_Your task_: Wherever the word "icon" occurs in the listing, copy the whole line.
-------------------------
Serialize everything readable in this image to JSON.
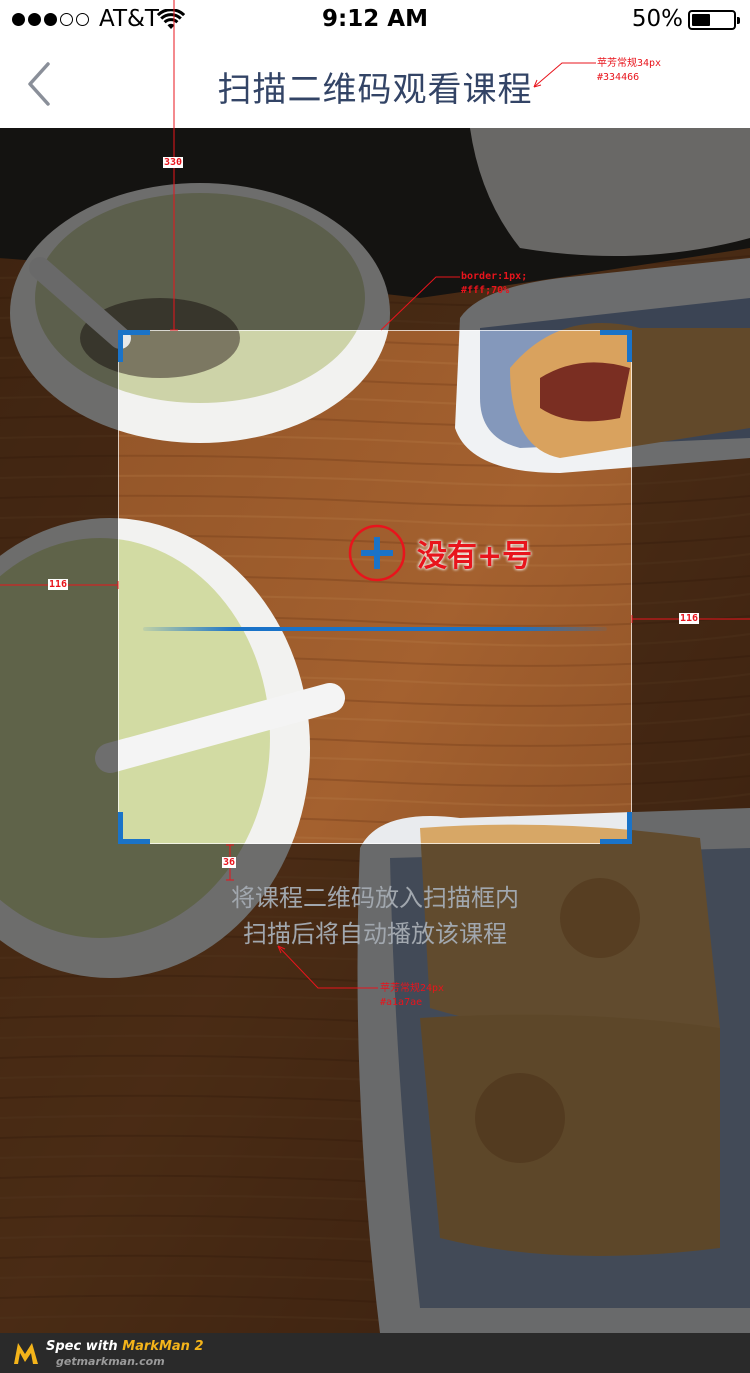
{
  "status_bar": {
    "signal_filled": 3,
    "signal_total": 5,
    "carrier": "AT&T",
    "wifi_icon": "wifi-icon",
    "time": "9:12 AM",
    "battery_percent": "50%",
    "battery_level": 0.5
  },
  "nav": {
    "back_icon": "chevron-left-icon",
    "title": "扫描二维码观看课程",
    "title_color": "#334466"
  },
  "scanner": {
    "frame_border": "rgba(255,255,255,0.7)",
    "accent": "#1a73c8",
    "plus_icon": "plus-circle-icon",
    "plus_note": "没有+号",
    "hint_line1": "将课程二维码放入扫描框内",
    "hint_line2": "扫描后将自动播放该课程",
    "hint_color": "#a1a7ae"
  },
  "annotations": {
    "title_spec_font": "苹芳常规34px",
    "title_spec_color": "#334466",
    "border_spec_1": "border:1px;",
    "border_spec_2": "#fff;70%",
    "dim_top": "330",
    "dim_left": "116",
    "dim_right": "116",
    "dim_gap": "36",
    "hint_spec_font": "苹芳常规24px",
    "hint_spec_color": "#a1a7ae",
    "color": "#e8141c"
  },
  "footer": {
    "logo_icon": "markman-logo-icon",
    "spec_with": "Spec with ",
    "brand": "MarkMan 2",
    "url": "getmarkman.com"
  }
}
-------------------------
_The completed task_:
    "wifi_icon": "wifi-icon",
    "back_icon": "chevron-left-icon",
    "plus_icon": "plus-circle-icon",
    "logo_icon": "markman-logo-icon",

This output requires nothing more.